* SUPPLIED ENTRIES *
---

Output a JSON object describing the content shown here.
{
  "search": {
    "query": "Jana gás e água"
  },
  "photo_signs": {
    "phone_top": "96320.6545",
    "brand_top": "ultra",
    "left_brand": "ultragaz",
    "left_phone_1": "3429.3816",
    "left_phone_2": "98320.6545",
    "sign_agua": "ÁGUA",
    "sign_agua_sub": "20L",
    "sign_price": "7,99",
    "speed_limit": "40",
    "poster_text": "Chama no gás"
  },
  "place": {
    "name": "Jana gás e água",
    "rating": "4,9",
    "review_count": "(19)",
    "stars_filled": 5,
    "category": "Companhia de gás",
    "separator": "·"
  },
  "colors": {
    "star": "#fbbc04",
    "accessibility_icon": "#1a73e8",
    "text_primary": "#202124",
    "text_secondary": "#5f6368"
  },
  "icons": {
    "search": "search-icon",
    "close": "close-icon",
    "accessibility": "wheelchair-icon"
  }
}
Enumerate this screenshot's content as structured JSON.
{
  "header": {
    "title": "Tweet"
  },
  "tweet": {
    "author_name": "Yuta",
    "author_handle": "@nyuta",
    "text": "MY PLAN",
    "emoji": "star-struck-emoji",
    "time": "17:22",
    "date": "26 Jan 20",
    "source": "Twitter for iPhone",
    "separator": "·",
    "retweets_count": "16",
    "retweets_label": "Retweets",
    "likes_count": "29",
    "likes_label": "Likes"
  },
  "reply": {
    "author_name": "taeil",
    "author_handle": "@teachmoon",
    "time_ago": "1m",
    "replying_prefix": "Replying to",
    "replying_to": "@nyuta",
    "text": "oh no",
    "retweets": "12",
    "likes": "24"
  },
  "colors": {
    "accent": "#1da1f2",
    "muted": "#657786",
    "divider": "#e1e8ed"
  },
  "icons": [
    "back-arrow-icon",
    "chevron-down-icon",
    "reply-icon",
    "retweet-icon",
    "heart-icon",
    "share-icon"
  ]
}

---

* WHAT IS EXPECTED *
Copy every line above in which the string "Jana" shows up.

* FINAL ANSWER *
    "query": "Jana gás e água"
    "name": "Jana gás e água",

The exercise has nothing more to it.